Current Research Postgraduates
Mr David Clinnick
(email at email@example.com)
The Evolution of Complex Social Behavior
My PhD research looks at the evolution of complex social behaviors within a fission-fusion studies framework. Recent studies have demonstrated an archaic hominin contribution directly to the genetic makeup of extant, extra African populations (Green et al. 2010; Reich et al. 2010). Others have undermined long held assumptions about behavioral (Henry et al. 2011) and life-history (Trinkaus 2011) differences between archaic and anatomically modern hominins.
These findings problematize the established Out-of-Africa models that place the origins of modern behavior and extant populations in either the Middle Stone Age or Late Stone Age of Africa. Alternative models that have been put forth do little more than act as apologies for the modernity of archaic, namely Neanderthal, material culture. The lack of fitness between currently accepted evolutionary models and empirical evidence produces a convoluted and inconsistent narrative of human evolution. All together, the material record begs for a more parsimonious solution. A socio-ecological approach based on fission-fusion dynamics can provide robust test hypotheses, elucidating the evolution of modern social complexity.

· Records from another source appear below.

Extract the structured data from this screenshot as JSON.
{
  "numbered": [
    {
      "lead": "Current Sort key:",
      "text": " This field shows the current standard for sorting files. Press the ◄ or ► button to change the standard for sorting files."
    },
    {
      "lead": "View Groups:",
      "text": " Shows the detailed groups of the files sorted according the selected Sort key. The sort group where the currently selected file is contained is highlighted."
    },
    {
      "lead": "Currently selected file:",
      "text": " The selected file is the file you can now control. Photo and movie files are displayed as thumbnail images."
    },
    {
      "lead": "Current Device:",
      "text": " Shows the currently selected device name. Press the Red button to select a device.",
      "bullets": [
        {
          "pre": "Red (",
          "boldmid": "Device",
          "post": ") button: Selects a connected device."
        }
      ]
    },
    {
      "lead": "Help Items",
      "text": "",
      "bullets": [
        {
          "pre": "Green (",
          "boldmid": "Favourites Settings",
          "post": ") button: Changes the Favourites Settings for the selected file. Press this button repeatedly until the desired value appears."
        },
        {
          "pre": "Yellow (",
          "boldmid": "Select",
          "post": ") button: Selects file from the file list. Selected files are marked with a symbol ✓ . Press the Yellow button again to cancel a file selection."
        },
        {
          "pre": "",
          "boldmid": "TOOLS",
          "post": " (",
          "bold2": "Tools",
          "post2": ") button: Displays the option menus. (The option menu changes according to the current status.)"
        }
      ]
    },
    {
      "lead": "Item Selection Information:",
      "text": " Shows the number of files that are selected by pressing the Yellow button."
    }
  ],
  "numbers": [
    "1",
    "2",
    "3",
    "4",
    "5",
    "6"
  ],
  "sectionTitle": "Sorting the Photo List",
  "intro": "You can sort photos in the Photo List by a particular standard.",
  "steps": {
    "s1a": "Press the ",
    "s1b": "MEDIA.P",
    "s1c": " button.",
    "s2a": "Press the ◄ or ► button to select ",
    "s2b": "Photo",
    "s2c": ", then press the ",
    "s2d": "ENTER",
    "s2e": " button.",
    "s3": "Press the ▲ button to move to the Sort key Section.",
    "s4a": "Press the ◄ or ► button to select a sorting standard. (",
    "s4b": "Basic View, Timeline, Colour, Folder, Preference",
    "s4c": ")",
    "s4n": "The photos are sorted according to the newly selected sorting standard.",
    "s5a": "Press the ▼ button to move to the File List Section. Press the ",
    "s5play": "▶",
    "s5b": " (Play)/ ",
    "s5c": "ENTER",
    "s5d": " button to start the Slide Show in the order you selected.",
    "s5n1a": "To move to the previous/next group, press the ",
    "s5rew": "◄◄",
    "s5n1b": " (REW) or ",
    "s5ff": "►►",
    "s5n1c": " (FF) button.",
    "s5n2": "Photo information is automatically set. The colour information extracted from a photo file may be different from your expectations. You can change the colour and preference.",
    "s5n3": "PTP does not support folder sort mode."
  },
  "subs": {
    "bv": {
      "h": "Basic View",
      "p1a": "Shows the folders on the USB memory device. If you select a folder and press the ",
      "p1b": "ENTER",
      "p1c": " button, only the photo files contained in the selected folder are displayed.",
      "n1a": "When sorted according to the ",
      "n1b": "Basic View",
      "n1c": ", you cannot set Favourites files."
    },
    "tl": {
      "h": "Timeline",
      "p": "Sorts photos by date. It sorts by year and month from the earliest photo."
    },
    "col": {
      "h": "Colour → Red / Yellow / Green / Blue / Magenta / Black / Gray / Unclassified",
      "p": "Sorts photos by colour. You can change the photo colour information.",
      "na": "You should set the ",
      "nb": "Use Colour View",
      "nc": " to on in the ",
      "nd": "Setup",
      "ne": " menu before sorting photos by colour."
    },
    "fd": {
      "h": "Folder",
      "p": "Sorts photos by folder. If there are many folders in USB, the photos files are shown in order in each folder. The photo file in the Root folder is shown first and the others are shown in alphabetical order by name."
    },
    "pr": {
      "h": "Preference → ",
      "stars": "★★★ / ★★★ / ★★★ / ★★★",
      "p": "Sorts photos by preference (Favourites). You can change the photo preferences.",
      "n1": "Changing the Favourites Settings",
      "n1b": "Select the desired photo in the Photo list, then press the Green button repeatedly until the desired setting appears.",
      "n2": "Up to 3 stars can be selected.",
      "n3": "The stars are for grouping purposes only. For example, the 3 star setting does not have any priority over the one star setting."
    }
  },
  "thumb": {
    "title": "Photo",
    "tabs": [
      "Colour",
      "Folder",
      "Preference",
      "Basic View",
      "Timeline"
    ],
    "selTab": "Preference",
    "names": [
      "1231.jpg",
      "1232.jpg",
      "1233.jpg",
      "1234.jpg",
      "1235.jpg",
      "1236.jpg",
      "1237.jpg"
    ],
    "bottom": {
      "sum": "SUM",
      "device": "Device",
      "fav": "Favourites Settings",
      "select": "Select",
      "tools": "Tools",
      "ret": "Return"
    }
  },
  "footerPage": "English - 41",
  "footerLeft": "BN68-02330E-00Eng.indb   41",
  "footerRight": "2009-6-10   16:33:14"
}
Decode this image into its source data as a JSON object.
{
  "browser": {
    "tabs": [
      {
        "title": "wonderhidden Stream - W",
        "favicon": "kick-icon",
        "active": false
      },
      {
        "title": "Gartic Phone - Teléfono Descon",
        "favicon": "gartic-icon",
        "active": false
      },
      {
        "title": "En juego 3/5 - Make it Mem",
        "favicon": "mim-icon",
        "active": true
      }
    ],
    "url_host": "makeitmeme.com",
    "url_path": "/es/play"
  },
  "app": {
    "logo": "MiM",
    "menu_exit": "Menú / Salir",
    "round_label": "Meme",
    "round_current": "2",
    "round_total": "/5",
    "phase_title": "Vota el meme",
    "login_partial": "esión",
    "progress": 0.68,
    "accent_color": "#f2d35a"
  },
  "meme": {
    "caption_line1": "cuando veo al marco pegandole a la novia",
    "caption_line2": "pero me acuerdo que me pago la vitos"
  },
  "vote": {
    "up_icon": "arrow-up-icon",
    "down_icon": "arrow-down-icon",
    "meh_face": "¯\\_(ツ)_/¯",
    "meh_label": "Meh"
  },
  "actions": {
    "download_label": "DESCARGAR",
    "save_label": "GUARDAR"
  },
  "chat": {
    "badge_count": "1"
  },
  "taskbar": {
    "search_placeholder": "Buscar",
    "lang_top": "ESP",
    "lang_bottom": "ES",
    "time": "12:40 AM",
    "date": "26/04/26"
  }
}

My project aims to provide just such an integrated model. A sociological analysis informed by fission-fusion studies of hunter-gatherer social structure will be utilized to construct robust hypotheses to test for the emergence of modern social processes in the material record.
Is supervised by
- Prehistory of Eurasia Research Group